· Little cultivation is necessary, no thinning is required, and very little weeding as the plants will soon smother germinating weed seedlings.
· Harvesting should take place about 60 days from an early sowing and 40 days from a mid-season sowing. Start at the end of the row and cut only as much as you need each day, bearing in mind that freshly harvested vegetables lose a lot of their vitamins very quickly after being harvested. If you wish to make two harvests from the bed, the plants should be cut at about 1/2-1in (1.25-2.5cm) from the ground. Afterwards the area should be cleared of debris and the soil watered. Re-growth from the stem bases should occur in about one or two weeks.
· It is best to use only the leaves from one re-growth as the old stumps may harbour pests and diseases.
· Leaf lettuce production can be tailored to your weekly requirements, there will be no waste from bolting and less ground is used. Only 10 sowings should be required to produce crops ready for harvesting at weekly intervals from early June to late October.
· Sow the seed in early spring in a heated propagator or greenhouse at a steady temperature of 70-75F (21-24C), setting each seed 1/2in (1.25cm) deep in a small pot of peat-based growing medium. At the four-leaf stage the plants can be moved onto an open sunny site, allowing each plant 3 feet of space.
· Under cover it is advisable to hand pollinate the female flowers (those with a slight swelling behind the petals) by dusting them with pollen from male flowers which have no swelling at all. Melons must have plenty of moisture at all times along with regular feeding with a liquid fertilizer.
· Melons need a fertile well drained soil which warms up early, and with plenty of rotted compost dug in the previous autumn. They need a soil temperature of 71-77F (22-25C) and an air temperature of above 65F (18C) to flourish. Raise the plants as described, about 3-4 weeks before you intend to plant outdoors.
· Plant in single rows, after all risk of frost has gone and the soil is warm, 20-36in (50-90cm) apart and 6-8ft (2-2.5m) between rows or other vegetables.
· Water well after planting until established and dig a shallow water tunnel either side of the row, each approximately 21/2ft (80cm) from the centre of the plant for watering.

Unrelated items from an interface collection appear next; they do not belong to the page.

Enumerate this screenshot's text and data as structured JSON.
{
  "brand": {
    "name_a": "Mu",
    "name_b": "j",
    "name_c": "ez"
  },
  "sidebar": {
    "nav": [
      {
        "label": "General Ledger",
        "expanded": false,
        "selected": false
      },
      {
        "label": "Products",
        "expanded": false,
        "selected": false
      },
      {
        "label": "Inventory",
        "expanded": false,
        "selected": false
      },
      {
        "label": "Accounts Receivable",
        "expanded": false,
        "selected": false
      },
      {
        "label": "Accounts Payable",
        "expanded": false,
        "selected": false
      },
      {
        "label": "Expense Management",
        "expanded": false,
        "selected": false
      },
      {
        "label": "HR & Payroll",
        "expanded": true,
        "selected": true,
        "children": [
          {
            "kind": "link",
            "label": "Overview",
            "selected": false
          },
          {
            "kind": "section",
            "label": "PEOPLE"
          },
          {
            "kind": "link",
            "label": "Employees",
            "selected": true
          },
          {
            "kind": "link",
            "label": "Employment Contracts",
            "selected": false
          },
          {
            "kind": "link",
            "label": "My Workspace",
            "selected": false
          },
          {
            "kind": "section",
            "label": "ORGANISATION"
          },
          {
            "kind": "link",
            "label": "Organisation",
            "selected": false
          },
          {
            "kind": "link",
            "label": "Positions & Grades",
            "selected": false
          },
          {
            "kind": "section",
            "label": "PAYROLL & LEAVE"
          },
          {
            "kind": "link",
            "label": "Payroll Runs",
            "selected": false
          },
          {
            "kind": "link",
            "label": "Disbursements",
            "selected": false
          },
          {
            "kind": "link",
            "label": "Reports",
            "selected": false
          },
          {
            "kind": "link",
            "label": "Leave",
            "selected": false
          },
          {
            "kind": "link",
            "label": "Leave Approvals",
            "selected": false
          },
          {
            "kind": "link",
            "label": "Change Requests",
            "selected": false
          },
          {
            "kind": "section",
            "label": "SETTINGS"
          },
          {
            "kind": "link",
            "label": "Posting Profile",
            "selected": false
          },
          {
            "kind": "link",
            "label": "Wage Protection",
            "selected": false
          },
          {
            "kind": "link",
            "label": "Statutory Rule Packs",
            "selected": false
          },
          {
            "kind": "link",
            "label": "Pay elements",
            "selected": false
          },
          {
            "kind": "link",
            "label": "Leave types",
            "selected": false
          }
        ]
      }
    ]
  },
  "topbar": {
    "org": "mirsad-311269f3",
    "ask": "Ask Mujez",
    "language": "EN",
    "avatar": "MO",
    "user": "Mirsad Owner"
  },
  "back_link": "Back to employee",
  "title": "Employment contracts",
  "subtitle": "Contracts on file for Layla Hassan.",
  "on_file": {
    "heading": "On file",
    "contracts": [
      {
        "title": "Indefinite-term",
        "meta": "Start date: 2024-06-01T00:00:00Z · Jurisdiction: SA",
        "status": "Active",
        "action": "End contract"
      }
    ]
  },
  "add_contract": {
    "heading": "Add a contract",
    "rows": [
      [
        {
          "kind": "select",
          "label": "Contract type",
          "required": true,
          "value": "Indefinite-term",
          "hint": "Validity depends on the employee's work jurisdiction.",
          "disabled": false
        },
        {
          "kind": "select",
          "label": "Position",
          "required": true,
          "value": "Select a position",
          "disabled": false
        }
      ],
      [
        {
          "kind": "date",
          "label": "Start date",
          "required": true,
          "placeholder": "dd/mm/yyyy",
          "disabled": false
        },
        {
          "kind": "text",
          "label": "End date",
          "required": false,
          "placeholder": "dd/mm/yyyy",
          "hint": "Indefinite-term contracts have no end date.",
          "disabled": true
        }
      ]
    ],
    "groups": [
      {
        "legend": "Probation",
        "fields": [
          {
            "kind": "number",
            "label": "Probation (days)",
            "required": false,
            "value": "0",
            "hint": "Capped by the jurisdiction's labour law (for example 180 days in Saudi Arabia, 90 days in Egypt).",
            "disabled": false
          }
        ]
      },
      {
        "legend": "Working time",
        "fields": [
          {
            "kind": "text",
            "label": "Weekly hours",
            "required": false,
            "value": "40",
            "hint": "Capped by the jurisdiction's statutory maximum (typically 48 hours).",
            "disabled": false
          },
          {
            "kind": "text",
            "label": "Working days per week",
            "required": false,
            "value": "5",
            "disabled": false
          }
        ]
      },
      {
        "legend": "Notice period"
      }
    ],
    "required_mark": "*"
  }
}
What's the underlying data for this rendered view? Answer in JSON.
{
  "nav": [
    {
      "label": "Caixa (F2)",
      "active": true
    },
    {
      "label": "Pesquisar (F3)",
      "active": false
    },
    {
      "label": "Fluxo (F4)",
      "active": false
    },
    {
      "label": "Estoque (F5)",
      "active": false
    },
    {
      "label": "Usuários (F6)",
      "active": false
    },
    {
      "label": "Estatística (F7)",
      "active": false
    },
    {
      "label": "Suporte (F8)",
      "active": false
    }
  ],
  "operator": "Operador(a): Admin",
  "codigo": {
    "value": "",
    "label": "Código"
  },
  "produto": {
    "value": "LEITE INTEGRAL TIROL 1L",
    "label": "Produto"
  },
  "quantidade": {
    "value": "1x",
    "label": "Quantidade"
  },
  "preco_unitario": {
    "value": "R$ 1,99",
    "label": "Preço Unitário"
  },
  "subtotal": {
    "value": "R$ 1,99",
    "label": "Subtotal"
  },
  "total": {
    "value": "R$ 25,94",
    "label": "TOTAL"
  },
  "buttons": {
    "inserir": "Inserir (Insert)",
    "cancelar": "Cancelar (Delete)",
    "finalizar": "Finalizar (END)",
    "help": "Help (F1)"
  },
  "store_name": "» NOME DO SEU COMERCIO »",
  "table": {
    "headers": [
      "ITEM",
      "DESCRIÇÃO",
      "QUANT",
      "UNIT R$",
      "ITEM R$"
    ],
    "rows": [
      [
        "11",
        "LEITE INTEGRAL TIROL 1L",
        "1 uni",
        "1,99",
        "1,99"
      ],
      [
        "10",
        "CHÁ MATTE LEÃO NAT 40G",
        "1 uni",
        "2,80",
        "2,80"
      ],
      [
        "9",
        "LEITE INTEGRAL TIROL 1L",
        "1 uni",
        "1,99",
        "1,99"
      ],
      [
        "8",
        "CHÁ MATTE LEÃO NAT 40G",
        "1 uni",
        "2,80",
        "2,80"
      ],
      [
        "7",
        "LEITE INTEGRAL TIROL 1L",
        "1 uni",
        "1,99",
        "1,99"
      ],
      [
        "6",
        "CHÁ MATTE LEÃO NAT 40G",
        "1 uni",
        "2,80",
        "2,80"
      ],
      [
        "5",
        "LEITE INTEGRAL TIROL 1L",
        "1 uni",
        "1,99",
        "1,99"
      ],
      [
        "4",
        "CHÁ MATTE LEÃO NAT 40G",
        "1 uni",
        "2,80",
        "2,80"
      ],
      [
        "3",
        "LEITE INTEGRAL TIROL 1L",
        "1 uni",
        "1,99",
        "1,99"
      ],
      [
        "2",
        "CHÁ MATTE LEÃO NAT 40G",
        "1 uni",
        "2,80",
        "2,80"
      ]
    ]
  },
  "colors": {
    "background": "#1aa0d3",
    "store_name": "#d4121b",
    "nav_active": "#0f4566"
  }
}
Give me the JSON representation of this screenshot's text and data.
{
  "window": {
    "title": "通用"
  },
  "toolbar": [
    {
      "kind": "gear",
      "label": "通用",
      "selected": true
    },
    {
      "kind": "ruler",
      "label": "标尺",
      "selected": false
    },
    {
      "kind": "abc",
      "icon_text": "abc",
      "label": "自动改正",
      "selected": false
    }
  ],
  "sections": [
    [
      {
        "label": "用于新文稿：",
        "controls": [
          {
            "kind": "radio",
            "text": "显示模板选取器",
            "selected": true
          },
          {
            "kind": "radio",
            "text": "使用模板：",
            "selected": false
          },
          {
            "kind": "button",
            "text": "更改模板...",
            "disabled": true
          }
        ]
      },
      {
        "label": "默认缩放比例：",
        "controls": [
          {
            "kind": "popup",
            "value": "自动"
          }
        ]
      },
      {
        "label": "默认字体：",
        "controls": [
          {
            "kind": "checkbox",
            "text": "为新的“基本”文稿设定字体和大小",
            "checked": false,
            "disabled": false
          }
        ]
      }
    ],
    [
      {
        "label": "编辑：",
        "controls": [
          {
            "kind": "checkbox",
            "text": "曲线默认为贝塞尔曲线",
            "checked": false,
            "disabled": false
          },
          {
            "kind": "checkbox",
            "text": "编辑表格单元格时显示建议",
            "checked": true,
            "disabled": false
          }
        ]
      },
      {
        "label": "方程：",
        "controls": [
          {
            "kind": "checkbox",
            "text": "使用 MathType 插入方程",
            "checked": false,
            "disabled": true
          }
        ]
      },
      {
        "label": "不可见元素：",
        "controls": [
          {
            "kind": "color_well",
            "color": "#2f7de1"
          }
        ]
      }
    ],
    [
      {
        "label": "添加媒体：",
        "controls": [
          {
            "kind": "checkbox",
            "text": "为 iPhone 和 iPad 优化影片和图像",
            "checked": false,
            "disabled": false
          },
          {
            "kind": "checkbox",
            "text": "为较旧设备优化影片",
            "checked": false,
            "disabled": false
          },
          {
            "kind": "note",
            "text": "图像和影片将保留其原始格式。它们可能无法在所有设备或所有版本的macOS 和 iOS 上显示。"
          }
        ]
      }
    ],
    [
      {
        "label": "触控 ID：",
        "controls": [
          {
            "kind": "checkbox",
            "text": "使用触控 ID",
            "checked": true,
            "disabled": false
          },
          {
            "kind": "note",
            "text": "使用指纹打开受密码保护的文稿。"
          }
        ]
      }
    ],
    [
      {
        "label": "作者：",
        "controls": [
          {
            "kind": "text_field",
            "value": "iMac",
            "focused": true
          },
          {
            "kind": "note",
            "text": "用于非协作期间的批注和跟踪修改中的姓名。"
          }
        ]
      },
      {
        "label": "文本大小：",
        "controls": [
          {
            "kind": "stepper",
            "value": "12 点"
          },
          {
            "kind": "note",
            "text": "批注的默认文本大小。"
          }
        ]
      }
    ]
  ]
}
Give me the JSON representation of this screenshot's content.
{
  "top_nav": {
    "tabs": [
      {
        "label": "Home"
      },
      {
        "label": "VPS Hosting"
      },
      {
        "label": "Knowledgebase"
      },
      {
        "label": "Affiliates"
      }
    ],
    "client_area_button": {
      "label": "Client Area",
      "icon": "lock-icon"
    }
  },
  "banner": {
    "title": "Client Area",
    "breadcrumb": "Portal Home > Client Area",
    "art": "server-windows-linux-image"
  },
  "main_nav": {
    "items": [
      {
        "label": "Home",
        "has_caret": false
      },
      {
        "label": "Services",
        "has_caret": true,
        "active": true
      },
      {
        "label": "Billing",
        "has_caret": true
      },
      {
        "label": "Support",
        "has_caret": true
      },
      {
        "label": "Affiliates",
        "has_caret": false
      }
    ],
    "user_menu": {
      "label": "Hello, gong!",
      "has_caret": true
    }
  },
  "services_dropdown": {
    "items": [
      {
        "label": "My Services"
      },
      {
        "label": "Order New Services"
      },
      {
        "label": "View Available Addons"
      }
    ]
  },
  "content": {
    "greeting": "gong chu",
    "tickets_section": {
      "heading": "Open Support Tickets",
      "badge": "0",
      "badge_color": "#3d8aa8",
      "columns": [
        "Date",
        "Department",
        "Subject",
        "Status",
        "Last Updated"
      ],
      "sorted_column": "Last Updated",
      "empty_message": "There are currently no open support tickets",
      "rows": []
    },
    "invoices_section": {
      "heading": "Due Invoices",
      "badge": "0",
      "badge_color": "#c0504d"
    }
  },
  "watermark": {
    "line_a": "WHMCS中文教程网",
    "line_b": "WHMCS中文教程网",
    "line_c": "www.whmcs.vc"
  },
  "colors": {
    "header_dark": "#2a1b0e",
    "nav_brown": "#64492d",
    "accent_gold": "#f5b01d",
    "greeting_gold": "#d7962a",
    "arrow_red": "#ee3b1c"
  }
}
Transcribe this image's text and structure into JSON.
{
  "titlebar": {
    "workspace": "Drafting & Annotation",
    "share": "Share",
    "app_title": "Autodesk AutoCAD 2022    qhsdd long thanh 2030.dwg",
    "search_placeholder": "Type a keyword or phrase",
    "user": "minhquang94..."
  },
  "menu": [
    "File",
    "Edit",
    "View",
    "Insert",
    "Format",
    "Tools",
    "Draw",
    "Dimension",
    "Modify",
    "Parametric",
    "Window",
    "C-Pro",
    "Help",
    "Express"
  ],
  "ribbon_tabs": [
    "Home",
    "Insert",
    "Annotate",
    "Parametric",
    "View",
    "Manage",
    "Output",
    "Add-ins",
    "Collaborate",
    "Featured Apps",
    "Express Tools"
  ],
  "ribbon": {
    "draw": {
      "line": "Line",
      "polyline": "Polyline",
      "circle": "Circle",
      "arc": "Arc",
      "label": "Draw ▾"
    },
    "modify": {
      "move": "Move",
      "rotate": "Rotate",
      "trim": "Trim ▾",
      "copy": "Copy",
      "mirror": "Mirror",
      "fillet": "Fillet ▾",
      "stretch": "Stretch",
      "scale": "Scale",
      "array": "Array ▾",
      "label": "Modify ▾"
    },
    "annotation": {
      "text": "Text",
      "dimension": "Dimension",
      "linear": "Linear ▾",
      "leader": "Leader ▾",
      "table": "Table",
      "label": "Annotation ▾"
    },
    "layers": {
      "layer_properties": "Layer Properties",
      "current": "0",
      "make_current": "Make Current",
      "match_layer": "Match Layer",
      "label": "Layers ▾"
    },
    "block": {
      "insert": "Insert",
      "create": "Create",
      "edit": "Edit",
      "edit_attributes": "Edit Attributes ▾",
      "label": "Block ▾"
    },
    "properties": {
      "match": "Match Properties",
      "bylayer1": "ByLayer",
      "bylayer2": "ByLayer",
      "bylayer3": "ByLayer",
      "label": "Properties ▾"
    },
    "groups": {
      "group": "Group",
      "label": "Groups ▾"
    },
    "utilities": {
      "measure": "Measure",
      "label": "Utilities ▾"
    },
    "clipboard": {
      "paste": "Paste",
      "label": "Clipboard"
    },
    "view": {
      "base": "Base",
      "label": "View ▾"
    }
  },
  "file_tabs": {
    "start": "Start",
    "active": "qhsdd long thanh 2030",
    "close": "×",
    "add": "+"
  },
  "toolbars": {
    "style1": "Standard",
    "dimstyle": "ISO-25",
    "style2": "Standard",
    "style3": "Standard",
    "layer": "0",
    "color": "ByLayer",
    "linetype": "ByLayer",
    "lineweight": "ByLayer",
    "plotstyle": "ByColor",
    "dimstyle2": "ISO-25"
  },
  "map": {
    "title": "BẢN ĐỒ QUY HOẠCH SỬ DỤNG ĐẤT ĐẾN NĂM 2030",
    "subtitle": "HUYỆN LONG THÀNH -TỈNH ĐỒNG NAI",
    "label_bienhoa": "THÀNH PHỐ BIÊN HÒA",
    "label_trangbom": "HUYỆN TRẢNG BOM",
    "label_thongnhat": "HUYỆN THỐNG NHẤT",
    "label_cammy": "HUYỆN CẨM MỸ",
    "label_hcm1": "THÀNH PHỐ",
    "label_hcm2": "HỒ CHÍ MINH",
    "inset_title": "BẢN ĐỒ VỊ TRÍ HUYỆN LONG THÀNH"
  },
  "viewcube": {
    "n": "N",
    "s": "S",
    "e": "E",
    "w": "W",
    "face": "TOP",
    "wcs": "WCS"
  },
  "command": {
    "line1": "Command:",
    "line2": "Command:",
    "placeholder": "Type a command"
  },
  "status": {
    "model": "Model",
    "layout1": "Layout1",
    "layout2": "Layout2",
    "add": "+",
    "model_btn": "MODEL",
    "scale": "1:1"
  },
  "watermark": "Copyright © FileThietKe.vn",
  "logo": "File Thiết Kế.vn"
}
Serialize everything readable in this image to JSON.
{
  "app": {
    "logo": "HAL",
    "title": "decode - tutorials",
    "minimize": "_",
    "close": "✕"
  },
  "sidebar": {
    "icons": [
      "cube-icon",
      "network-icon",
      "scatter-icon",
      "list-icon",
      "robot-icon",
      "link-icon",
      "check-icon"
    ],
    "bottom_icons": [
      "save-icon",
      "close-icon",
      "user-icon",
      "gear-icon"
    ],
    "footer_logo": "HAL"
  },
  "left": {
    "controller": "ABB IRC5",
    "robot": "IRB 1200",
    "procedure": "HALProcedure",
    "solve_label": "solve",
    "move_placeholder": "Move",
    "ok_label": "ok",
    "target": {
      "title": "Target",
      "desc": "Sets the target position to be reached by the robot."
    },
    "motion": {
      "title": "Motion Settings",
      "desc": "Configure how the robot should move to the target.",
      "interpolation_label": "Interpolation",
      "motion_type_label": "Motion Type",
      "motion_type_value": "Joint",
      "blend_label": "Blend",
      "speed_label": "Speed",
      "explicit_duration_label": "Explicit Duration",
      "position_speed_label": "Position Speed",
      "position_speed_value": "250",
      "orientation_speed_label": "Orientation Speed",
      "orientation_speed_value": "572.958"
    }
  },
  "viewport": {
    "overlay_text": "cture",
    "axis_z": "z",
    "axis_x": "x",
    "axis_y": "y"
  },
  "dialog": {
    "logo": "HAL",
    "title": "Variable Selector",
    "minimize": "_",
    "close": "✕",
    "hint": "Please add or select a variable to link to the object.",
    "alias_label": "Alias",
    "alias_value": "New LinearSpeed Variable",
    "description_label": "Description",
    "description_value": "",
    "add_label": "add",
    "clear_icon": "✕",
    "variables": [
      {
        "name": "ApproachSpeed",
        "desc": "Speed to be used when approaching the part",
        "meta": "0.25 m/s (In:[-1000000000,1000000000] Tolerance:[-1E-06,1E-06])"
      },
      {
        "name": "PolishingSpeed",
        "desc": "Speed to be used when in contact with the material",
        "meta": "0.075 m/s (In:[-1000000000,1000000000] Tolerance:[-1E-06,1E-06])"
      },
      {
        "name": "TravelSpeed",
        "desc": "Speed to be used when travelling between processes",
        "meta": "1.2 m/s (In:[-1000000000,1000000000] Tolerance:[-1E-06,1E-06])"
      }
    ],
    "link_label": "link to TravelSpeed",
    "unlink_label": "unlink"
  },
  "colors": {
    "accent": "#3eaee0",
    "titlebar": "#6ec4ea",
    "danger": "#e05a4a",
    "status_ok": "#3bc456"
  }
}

· When the plants have made 4 true leaves, cut off the growing point just above the 3rd true leaf. With vigorous plants a second pruning at the 8th leaf can be made. They should run along the ground and need no support.
· When the flowers appear, hand pollination can prevent mis-shapen fruits.
· Watering is most necessary just after the fruits set, at this stage w